A hospital was established at Gozo (200 beds), with a capacity to increase the number of beds to 400. The hospital at Gozo was intended for wounded only, but ultimately sick soldiers were also sent there. It was equipped partly from stores at Malta and partly from home. In addition to the Movable and Stationary Field Hospitals, the steamship Carthage was specially fitted up as a base hospital on the seaboard of the Suez Canal for 220 patients. The SS Courland was also fitted out as a hopsital ship with 60 beds. It acted as a tender to the Carthage and transported invalids to Cyprus and Malta.
Each Field Hospital and Bearer Company had its regulated proportion of medical officers. Brigade Surgeon Manley VC, gazetted to the local rank of Deputy Surgeon General, embarked on the Catalonia as PMO of the Second Division. Deputy Surgeon General Lamprey went to Cyprus as PMO, and Brigade Surgeon Tippetts was sent to Gozo in charge of the base hospital. Twenty-nine nursing sisters were employed during the campaign. They served in Egypt, Cyprus, Gozo, or on board the hospital ship Carthage. Six of them belonged to the Army Nursing Establishment; six were from the National Aid Society; and 17 were specially engaged for the campaign.
The Indian contingent provided its own hospitals, staff, hospital-equipment, and transport. The troops disembarked at Ismailia on 22 Aug, and were at once pushed forward. On 24 Aug, a section of No 3 Field Hospital and No 1 Bearer Company moved out to join the troops in front; the former by rail, the latter by marching, as there was no animal transport available.
The subordinate medical establishment consisted of about 820 men of all ranks of the Army Hospital Corps. The men of the Army Hospital Corps, had not only to tend the sick and wounded within the hospital, but had also to haul equipment and stores from the ships to the hospital. So great was the demand on transport to provide ammunition, food, and shelter for the troops in front, that it was almost impossible to get anything else pushed forward. Medicines, medical comforts and surgical appliances, had to be sent up daily in small instalments, in the personal charge of medical officers or orderlies.

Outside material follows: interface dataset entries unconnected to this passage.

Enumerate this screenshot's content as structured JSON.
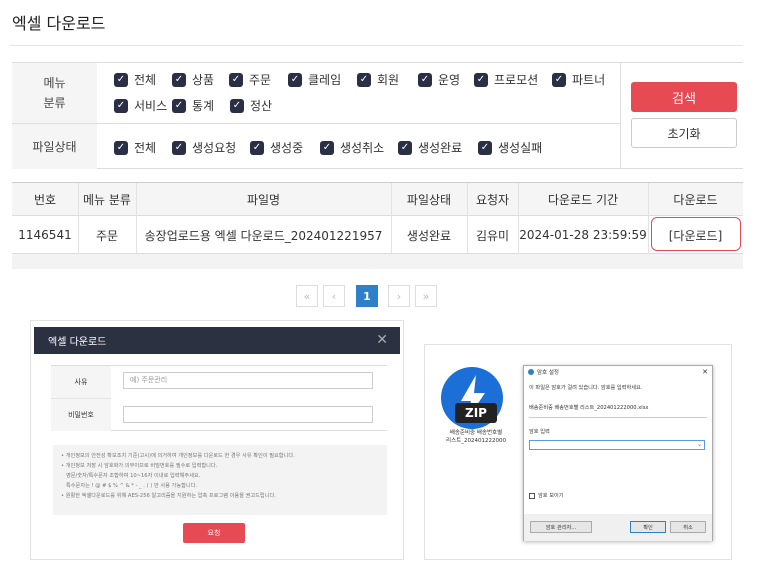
{
  "page": {
    "title": "엑셀 다운로드"
  },
  "filters": {
    "menu": {
      "label": "메뉴\n분류",
      "options": [
        "전체",
        "상품",
        "주문",
        "클레임",
        "회원",
        "운영",
        "프로모션",
        "파트너",
        "서비스",
        "통계",
        "정산"
      ]
    },
    "status": {
      "label": "파일상태",
      "options": [
        "전체",
        "생성요청",
        "생성중",
        "생성취소",
        "생성완료",
        "생성실패"
      ]
    }
  },
  "buttons": {
    "search": "검색",
    "reset": "초기화"
  },
  "table": {
    "headers": [
      "번호",
      "메뉴 분류",
      "파일명",
      "파일상태",
      "요청자",
      "다운로드 기간",
      "다운로드"
    ],
    "rows": [
      [
        "1146541",
        "주문",
        "송장업로드용 엑셀 다운로드_202401221957",
        "생성완료",
        "김유미",
        "2024-01-28 23:59:59",
        "[다운로드]"
      ]
    ]
  },
  "pagination": {
    "first": "«",
    "prev": "‹",
    "current": "1",
    "next": "›",
    "last": "»"
  },
  "modal": {
    "title": "엑셀 다운로드",
    "reason_label": "사유",
    "reason_placeholder": "예) 주문관리",
    "password_label": "비밀번호",
    "notes": [
      "• 개인정보의 안전성 확보조치 기준(고시)에 의거하여 개인정보를 다운로드 한 경우 사유 확인이 필요합니다.",
      "• 개인정보 저장 시 암호화가 의무이므로 비밀번호를 필수로 입력합니다.",
      "영문/숫자/특수문자 조합하여 10~16자 이내로 입력해주세요.",
      "특수문자는 ! @ # $ % ^ & * - _ . ( ) 만 사용 가능합니다.",
      "• 원활한 엑셀다운로드를 위해 AES-256 알고리즘을 지원하는 압축 프로그램 이용을 권고드립니다."
    ],
    "submit": "요청"
  },
  "zip": {
    "icon_text": "ZIP",
    "file_label": "배송준비중 배송번호별\n리스트_202401222000",
    "dialog_title": "암호 설정",
    "dialog_msg": "이 파일은 암호가 걸려 있습니다. 암호를 입력하세요.",
    "dialog_file": "배송준비중 배송번호별 리스트_202401222000.xlsx",
    "pw_label": "암호 입력",
    "show_pw": "암호 보이기",
    "manage_btn": "암호 관리자...",
    "ok_btn": "확인",
    "cancel_btn": "취소"
  },
  "colors": {
    "accent": "#e84a54",
    "checkbox": "#2a2f45",
    "page_active": "#2e80c8"
  }
}
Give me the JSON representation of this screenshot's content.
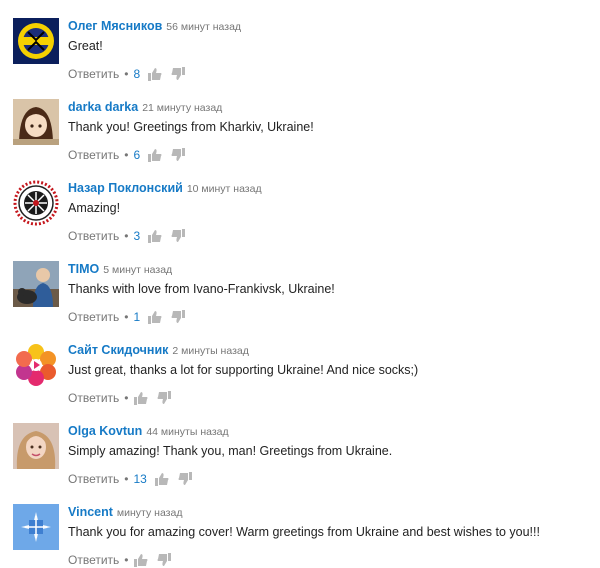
{
  "reply_label": "Ответить",
  "separator": "•",
  "comments": [
    {
      "author": "Олег Мясников",
      "time": "56 минут назад",
      "text": "Great!",
      "likes": "8"
    },
    {
      "author": "darka darka",
      "time": "21 минуту назад",
      "text": "Thank you! Greetings from Kharkiv, Ukraine!",
      "likes": "6"
    },
    {
      "author": "Назар Поклонский",
      "time": "10 минут назад",
      "text": "Amazing!",
      "likes": "3"
    },
    {
      "author": "TIMO",
      "time": "5 минут назад",
      "text": "Thanks with love from Ivano-Frankivsk, Ukraine!",
      "likes": "1"
    },
    {
      "author": "Сайт Скидочник",
      "time": "2 минуты назад",
      "text": "Just great, thanks a lot for supporting Ukraine! And nice socks;)",
      "likes": ""
    },
    {
      "author": "Olga Kovtun",
      "time": "44 минуты назад",
      "text": "Simply amazing! Thank you, man! Greetings from Ukraine.",
      "likes": "13"
    },
    {
      "author": "Vincent",
      "time": "минуту назад",
      "text": "Thank you for amazing cover! Warm greetings from Ukraine and best wishes to you!!!",
      "likes": ""
    }
  ],
  "icons": {
    "like": "thumbs-up-icon",
    "dislike": "thumbs-down-icon"
  },
  "colors": {
    "author": "#167ac6",
    "meta": "#767676",
    "text": "#222222",
    "icon": "#b8b8b8"
  }
}
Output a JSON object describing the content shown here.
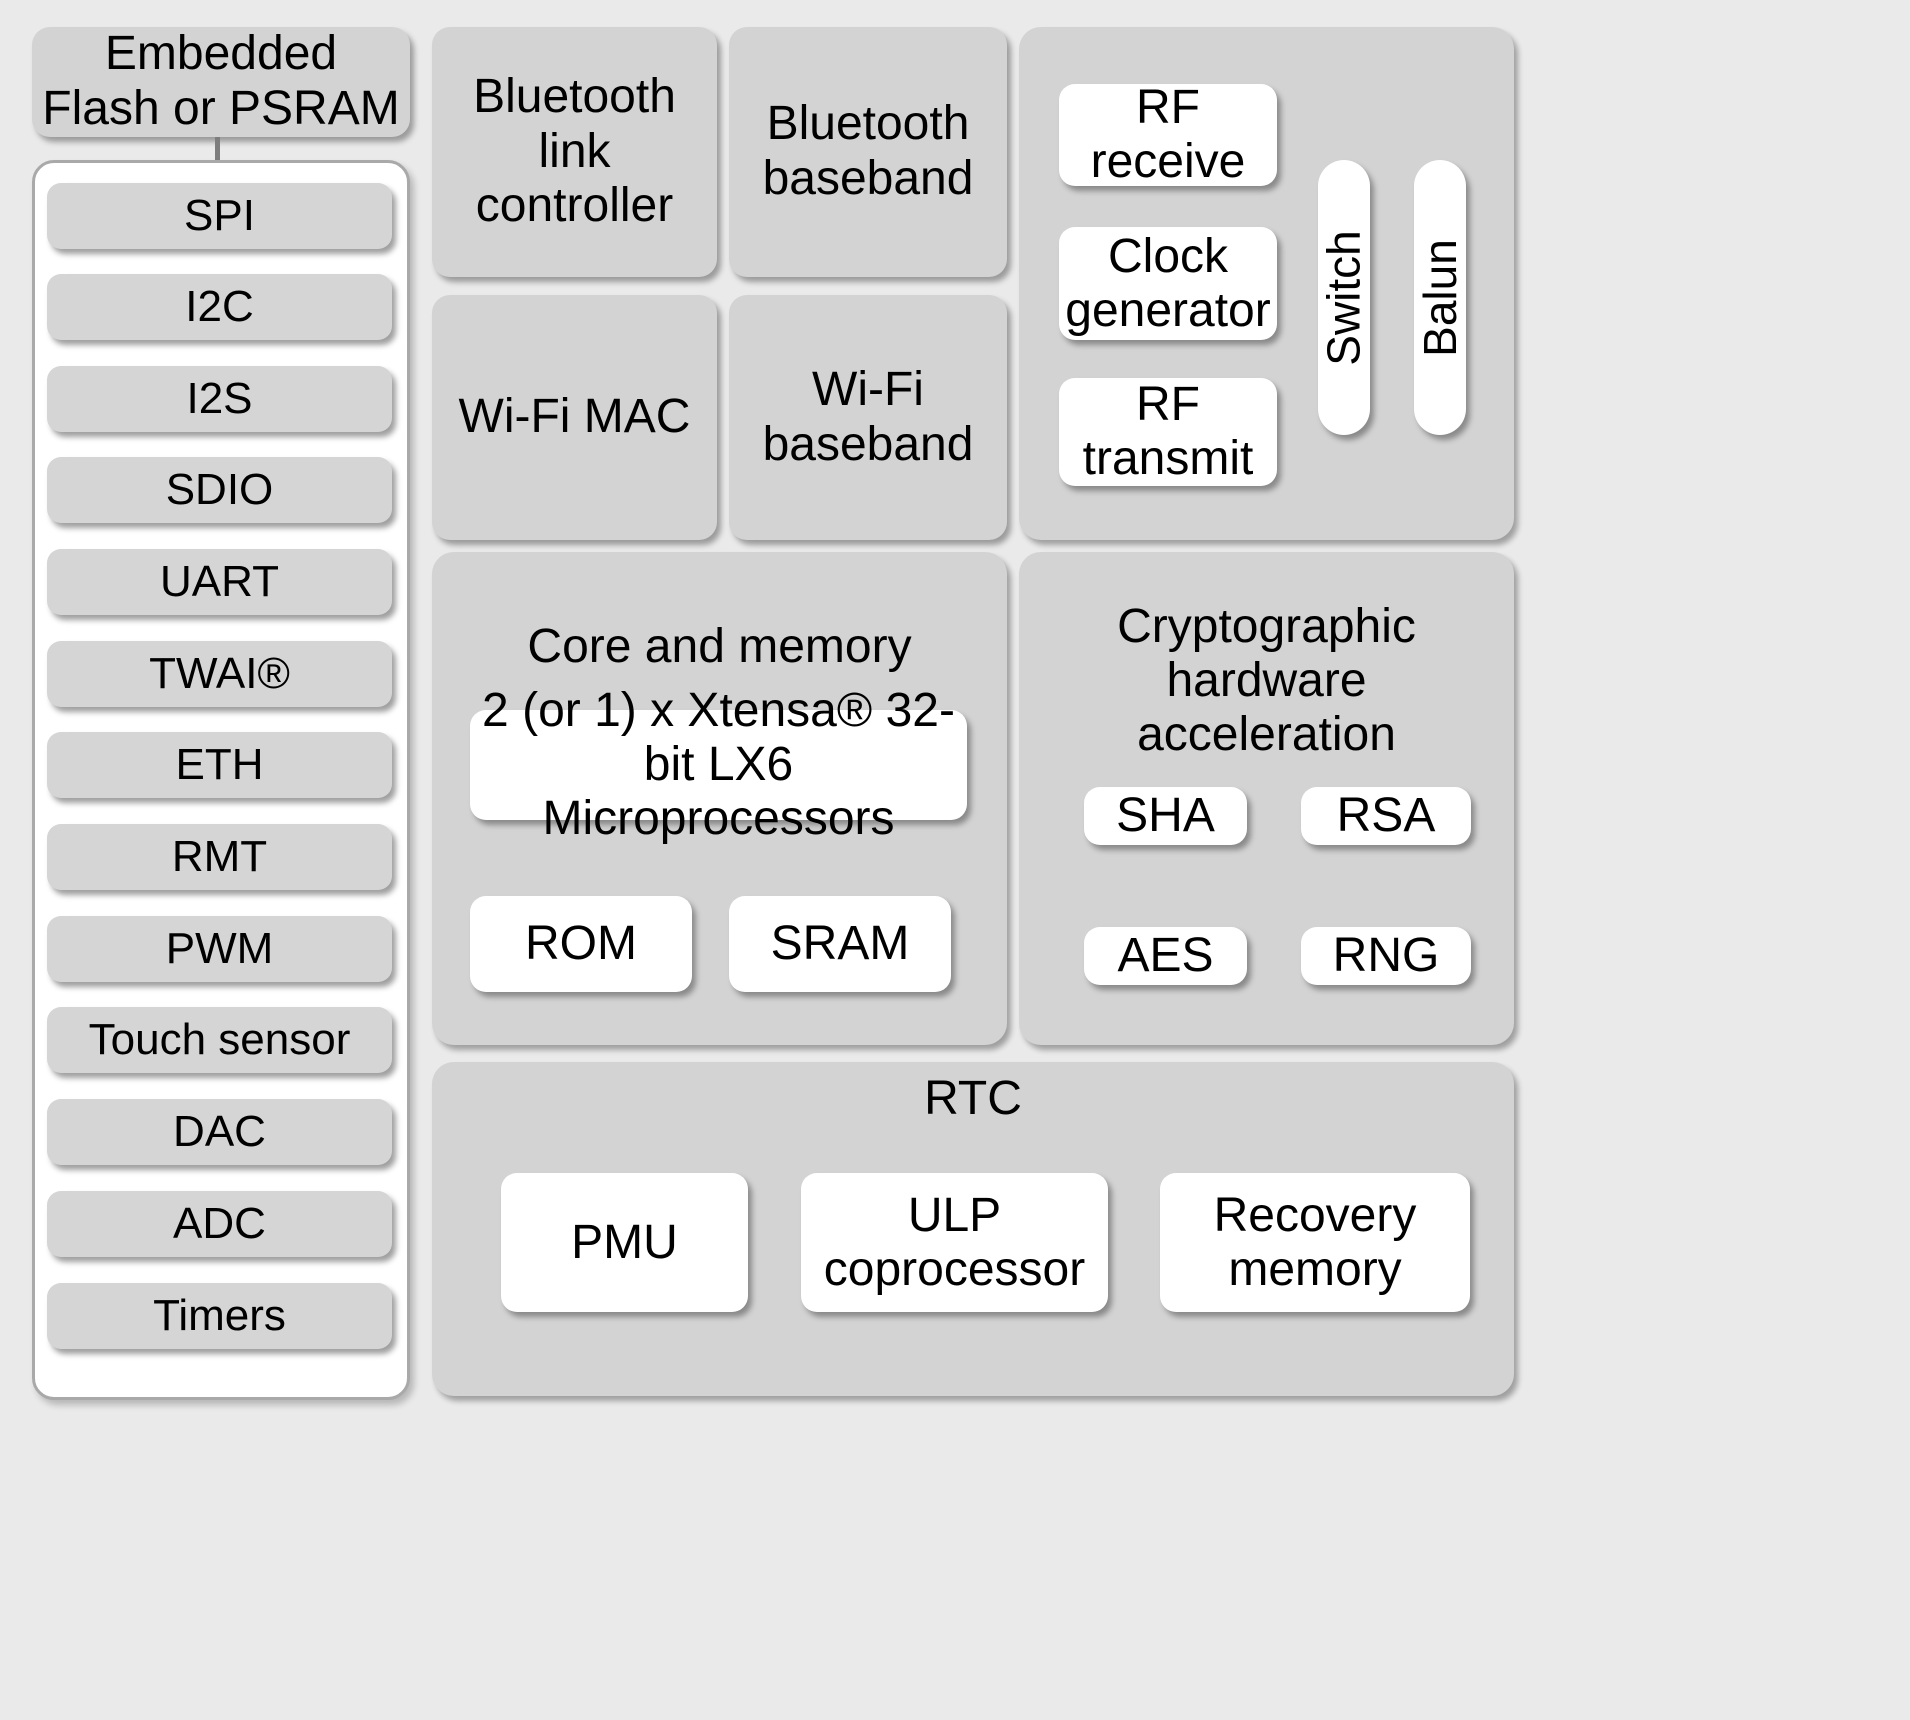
{
  "diagram": {
    "title": "ESP32 functional block diagram",
    "colors": {
      "background": "#eaeaea",
      "panel_gray": "#d3d3d3",
      "pill_gray": "#d5d5d5",
      "box_white": "#ffffff",
      "border_gray": "#a9a9a9",
      "connector": "#7d7d7d",
      "text": "#000000"
    }
  },
  "external_memory": {
    "label": "Embedded\nFlash or PSRAM",
    "line1": "Embedded",
    "line2": "Flash or PSRAM"
  },
  "peripherals": {
    "items": [
      {
        "label": "SPI"
      },
      {
        "label": "I2C"
      },
      {
        "label": "I2S"
      },
      {
        "label": "SDIO"
      },
      {
        "label": "UART"
      },
      {
        "label": "TWAI®"
      },
      {
        "label": "ETH"
      },
      {
        "label": "RMT"
      },
      {
        "label": "PWM"
      },
      {
        "label": "Touch sensor"
      },
      {
        "label": "DAC"
      },
      {
        "label": "ADC"
      },
      {
        "label": "Timers"
      }
    ]
  },
  "radio_blocks": {
    "bluetooth_link_controller": {
      "line1": "Bluetooth",
      "line2": "link",
      "line3": "controller"
    },
    "bluetooth_baseband": {
      "line1": "Bluetooth",
      "line2": "baseband"
    },
    "wifi_mac": {
      "label": "Wi-Fi MAC"
    },
    "wifi_baseband": {
      "line1": "Wi-Fi",
      "line2": "baseband"
    }
  },
  "rf": {
    "rf_receive": {
      "line1": "RF",
      "line2": "receive"
    },
    "clock_generator": {
      "line1": "Clock",
      "line2": "generator"
    },
    "rf_transmit": {
      "line1": "RF",
      "line2": "transmit"
    },
    "switch": {
      "label": "Switch"
    },
    "balun": {
      "label": "Balun"
    }
  },
  "core_memory": {
    "title": "Core and memory",
    "cpu": {
      "line1": "2 (or 1) x Xtensa® 32-",
      "line2": "bit LX6 Microprocessors"
    },
    "rom": {
      "label": "ROM"
    },
    "sram": {
      "label": "SRAM"
    }
  },
  "crypto": {
    "title_line1": "Cryptographic hardware",
    "title_line2": "acceleration",
    "blocks": [
      {
        "label": "SHA"
      },
      {
        "label": "RSA"
      },
      {
        "label": "AES"
      },
      {
        "label": "RNG"
      }
    ]
  },
  "rtc": {
    "title": "RTC",
    "pmu": {
      "label": "PMU"
    },
    "ulp": {
      "line1": "ULP",
      "line2": "coprocessor"
    },
    "recovery": {
      "line1": "Recovery",
      "line2": "memory"
    }
  }
}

Between 1882 and 1885, about 35 female military nurses served in Egypt and the Sudan. The nurses were recruited from different hospitals with one female superintendent in charge.
One of the five nurses who proceeded with the Army on active service and ordered to go to the Battalion Surgical Hospital at Fort Chambray Gozo was Miss Clara Lee.
Royal Naval Hospital Bighi
Deputy Inspector General J N Dick RN took charge of the Royal Naval Hospital at Malta. He succeeded Deputy Inspector General George Birnie Hill who died from chronic dysentery at Malta on 6 Jan 1882. A memorial in granite and Sicilian marble was erected in the Naval Cemetery by his friends as a mark of esteem and respect.